When English professor Amanda Davis died in a plane crash, no
one at Mills was prepared for it. Now, just over a year later,
Davis is being remembered by many for her warmth, her intelligence,
and her goodwill.
Just barely 32 years old, Davis and both of her parents died on
March 14, 2003, in Asheville, N.C. while on a promotional tour, in
a plane being piloted by her father. Just before her death she had
published her second work, Wonder When You’ll Miss Me, and been put
on tenure-track at Mills, after starting in the fall semester.
“Amanda created friendships and made a difference,” said English
professor Elmaz Abinader. “She really helped the English department
think differently and was a huge part of the process for the new
major. We refer still to points she raised and the ways in which
she brought them forward.”
“As the youngest member of our faculty, she allowed us to feel
new again,” Abinader said.
Elizabeth Sosa, MFA creative writing candidate and a student of
Davis, said, “She was amazing. She was very accessible as a
professor.” Sosa said Davis was passionate about students’ work,
often spending extra time helping them with their writing. “As new
writers, you’re confidence isn’t always there yet,” but she said
Davis helped everyone feel good about what they were doing.
Sosa was one of about a dozen students that gathered last week
to remember Davis. “It wasn’t as much a memorial as it was just
enjoying each other’s company,” she said.
“She was just full of life,” said Cornelia Nixon, another fellow
English professor, who has given four eulogies in three different
states for her friend Davis. The two quickly became friends as well
as colleagues after Davis applied for the position at Mills. Nixon
said she quickly grabbed the copy of Davis’s first book Circling
the Drain that was with her application, and then jumped at the
chance to meet her that summer in New York. They hit it off, and
what was supposed to have been lunch turned into a whole afternoon
together around the city.
“It’s been a long time since I liked anyone that much on first
meeting,” Nixon said.
Their friendship only strengthened when Davis was hired at Mills
and moved into an office just a couple of doors down. One day Nixon
was having trouble with prescription eye drops, Davis dropped her
work, made phone calls and searched the Internet for answers, and
drove Nixon home.
“She didn’t do anything halfway.”
The walls of Nixon’s office are dotted with a few different
pictures, including one she said showed Davis’s characteristic
attitude: relaxing with her feet up on the desk, but still working
on the keyboard in her lap with a smile playing across her
“Really she seemed about 19 in some ways, and she was incredibly
bright,” Nixon said. “We were all affected by her loss.” She said
Davis’s students refused to meet in the building after her death,
meeting instead at one of their houses.
President Janet Holmgren said although Davis had only been with
Mills for a year, “In that year, she burned so bright. She was just
a bundle of energy.”

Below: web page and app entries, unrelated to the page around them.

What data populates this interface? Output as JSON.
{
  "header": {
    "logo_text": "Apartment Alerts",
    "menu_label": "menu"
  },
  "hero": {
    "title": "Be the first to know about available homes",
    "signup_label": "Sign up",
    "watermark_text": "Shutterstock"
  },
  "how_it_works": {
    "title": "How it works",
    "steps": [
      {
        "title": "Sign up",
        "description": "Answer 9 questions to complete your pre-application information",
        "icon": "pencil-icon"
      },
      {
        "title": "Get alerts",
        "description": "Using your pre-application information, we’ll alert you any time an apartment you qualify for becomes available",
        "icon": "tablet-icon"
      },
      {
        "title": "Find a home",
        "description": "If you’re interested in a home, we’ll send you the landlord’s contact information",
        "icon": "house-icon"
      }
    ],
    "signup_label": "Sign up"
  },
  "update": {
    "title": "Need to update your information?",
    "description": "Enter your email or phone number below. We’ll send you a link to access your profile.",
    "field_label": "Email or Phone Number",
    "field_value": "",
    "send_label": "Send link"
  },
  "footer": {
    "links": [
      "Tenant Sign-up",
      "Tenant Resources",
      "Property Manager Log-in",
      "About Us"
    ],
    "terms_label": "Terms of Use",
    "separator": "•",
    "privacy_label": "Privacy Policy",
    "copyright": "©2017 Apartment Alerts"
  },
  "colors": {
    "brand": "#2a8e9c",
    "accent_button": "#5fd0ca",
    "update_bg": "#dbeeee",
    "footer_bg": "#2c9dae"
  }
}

The 2003 senior class gifts included two benches in front of the
pond by the music building: one for Davis and one for Suzanne
Adams, a trustee who also died last year.
Both of Davis’s parents were professors, and her father had
dreamed of learning to fly. The oldest of three children, Davis and
her brother and sister had given their father flying lessons for
his sixtieth birthday.
Davis’ first collection of 15 short stories, Circling the Drain
was published in 1999. Her novel, Wonder When You’ll Miss Me, was
published in 2003 just before her death.